Gofraid mac Domnaill
Gofraid mac Domnaill (alternatively "Godfrey MacWilliam"; "Guthred"; "Guthred son of Macwilliam"), was a thirteenth-century Scottish rebel. The son of Domnall (modern; Donald), his father's surname was almost certainly MacWilliam (the modern spelling for the Gaelic Meic Uilleim family) though Bane has been proposed.
In 1211, Gofraid came from Ireland to Ross, and raised a rebellion. William I of Scotland led a great army north, but failed to bring Gofraid to decisive battle. Late in the year King William returned south, leaving Maol Choluim, Mormaer of Fife, as his lieutenant in Moray.

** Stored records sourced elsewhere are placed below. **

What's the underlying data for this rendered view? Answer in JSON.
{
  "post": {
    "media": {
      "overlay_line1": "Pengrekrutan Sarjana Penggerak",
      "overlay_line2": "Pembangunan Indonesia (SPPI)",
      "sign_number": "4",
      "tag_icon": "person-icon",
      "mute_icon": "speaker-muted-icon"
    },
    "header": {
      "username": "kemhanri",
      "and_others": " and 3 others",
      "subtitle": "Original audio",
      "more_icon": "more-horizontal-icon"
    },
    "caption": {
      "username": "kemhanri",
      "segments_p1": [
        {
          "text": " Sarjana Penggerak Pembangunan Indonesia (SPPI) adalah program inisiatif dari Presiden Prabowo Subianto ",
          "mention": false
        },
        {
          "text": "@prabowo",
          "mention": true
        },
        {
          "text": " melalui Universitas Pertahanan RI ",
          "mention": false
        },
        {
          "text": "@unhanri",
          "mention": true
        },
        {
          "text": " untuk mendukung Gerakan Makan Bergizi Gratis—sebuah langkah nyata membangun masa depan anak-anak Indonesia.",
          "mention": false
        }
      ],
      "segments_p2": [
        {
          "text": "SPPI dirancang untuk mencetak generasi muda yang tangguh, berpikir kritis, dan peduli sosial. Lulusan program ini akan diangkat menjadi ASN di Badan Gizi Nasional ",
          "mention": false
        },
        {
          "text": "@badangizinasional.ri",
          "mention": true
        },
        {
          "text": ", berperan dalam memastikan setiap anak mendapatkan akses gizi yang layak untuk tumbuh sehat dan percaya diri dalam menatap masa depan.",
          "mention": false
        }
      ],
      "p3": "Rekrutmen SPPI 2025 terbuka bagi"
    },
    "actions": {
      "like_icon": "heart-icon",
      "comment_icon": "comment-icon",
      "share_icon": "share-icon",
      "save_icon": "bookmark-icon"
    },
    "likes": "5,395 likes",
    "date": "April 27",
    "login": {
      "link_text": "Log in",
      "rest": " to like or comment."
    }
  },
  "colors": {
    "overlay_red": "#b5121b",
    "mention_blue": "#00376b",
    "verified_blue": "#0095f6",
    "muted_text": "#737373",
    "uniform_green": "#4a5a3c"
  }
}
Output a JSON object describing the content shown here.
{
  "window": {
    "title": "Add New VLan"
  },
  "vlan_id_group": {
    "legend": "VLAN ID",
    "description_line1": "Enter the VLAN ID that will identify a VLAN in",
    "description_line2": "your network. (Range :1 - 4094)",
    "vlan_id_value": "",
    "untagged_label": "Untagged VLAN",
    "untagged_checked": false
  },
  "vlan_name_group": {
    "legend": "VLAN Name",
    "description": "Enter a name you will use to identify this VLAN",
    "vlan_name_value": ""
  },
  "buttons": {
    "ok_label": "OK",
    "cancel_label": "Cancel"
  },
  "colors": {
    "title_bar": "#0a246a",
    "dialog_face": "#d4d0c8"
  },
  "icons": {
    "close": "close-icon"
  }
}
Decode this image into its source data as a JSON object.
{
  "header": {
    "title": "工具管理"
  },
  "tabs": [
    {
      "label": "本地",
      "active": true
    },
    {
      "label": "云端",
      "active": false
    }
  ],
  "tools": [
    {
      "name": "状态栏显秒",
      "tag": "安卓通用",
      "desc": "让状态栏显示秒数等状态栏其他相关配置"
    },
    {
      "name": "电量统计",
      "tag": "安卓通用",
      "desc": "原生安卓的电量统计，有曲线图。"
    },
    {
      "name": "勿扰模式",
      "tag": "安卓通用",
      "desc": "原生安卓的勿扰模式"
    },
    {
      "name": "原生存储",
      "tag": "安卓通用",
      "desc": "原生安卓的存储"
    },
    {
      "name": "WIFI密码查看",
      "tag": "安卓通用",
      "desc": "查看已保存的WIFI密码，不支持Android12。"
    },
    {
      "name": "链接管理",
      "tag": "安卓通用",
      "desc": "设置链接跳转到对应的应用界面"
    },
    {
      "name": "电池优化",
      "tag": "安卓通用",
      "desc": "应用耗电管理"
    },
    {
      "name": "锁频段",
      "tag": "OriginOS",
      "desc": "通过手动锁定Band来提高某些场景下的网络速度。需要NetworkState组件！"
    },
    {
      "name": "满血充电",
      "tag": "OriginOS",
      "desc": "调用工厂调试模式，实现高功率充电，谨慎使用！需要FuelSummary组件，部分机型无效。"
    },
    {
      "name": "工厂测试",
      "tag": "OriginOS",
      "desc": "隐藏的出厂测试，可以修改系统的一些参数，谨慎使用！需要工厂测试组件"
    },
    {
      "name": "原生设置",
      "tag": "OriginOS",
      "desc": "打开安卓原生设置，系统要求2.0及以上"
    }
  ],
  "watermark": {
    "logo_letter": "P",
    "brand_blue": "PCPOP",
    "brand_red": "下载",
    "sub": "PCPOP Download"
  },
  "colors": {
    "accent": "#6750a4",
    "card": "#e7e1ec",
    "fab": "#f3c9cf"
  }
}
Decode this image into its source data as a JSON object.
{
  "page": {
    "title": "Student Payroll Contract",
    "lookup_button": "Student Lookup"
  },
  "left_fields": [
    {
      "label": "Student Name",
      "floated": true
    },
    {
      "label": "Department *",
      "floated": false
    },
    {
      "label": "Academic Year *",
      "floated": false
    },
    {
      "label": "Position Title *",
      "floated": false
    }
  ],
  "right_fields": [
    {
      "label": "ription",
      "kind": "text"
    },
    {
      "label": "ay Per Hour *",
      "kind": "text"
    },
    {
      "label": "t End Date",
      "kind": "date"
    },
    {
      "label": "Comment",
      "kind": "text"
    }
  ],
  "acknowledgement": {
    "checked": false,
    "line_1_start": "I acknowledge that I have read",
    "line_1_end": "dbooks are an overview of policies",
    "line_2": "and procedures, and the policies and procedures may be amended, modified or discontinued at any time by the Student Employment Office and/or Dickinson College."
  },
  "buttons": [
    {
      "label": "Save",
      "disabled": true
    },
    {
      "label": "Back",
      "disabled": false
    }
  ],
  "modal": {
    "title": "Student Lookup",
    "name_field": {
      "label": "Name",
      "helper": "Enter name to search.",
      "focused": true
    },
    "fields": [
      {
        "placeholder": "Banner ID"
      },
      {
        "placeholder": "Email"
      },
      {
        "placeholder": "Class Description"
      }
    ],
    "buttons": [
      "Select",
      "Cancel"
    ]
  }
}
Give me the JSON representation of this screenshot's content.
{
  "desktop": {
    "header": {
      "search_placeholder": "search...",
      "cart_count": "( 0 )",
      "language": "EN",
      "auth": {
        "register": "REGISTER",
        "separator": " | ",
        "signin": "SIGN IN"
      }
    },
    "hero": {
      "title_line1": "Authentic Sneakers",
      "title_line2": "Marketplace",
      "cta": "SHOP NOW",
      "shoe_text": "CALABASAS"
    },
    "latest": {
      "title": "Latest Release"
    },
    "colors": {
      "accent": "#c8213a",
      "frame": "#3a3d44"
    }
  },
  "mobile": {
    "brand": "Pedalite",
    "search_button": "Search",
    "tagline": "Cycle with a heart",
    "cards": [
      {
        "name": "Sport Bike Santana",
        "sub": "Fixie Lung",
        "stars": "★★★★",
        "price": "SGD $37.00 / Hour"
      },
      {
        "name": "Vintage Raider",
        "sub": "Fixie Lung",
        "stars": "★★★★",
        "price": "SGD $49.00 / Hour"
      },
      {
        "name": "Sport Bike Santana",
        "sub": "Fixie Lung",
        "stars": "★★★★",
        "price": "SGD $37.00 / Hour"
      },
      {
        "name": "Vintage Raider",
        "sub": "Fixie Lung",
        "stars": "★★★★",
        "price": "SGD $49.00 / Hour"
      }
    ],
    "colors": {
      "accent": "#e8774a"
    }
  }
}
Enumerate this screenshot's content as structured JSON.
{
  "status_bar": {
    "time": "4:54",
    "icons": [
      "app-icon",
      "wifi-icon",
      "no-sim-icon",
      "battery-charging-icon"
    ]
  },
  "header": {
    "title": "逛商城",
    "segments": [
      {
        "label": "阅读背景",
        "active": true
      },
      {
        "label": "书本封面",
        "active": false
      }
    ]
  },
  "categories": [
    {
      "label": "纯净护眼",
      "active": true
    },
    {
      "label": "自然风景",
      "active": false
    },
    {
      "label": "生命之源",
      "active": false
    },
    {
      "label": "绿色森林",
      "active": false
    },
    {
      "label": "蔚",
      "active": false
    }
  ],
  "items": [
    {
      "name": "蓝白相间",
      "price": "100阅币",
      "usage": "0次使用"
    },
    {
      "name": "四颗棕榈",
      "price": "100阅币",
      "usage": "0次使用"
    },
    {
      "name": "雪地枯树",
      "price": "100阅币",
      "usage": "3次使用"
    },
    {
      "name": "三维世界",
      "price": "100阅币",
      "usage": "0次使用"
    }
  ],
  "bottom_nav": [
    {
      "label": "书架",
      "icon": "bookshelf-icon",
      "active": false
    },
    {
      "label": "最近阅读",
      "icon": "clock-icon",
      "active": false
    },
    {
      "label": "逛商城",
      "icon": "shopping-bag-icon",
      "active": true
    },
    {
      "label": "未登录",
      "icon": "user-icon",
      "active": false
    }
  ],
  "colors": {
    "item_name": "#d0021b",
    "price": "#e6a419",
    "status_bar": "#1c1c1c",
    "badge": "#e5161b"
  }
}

Gofraid soon afterwards captured a royal castle, showing that he was far from being defeated.
The following year, Alexander (later Alexander II) son of King William, led an army north once more. King William followed with yet more soldiery, including mercenaries from Brabant supplied by King John of England. As it fell out, Gofraid's supporters betrayed him to William Comyn, Justiciar of Scotia (who at the time was Warden of Moray) before battle was joined. Gofraid was "beheaded [in] Kincardine 1213" (other sources specify 1212), by William Comyn, on the King's orders.
- Duncan, A.A.M., The Kingship of the Scots 842–1292: Succession and Independence. Edinburgh University Press, Edinburgh, 2002. ISBN 0-7486-1626-8
- McDonald, R. Andrew, Outlaws of Medieval Scotland: Challenges to the Canmore Kings, 1058–1266. Tuckwell Press, East Linton, 2003. ISBN 1-86232-236-8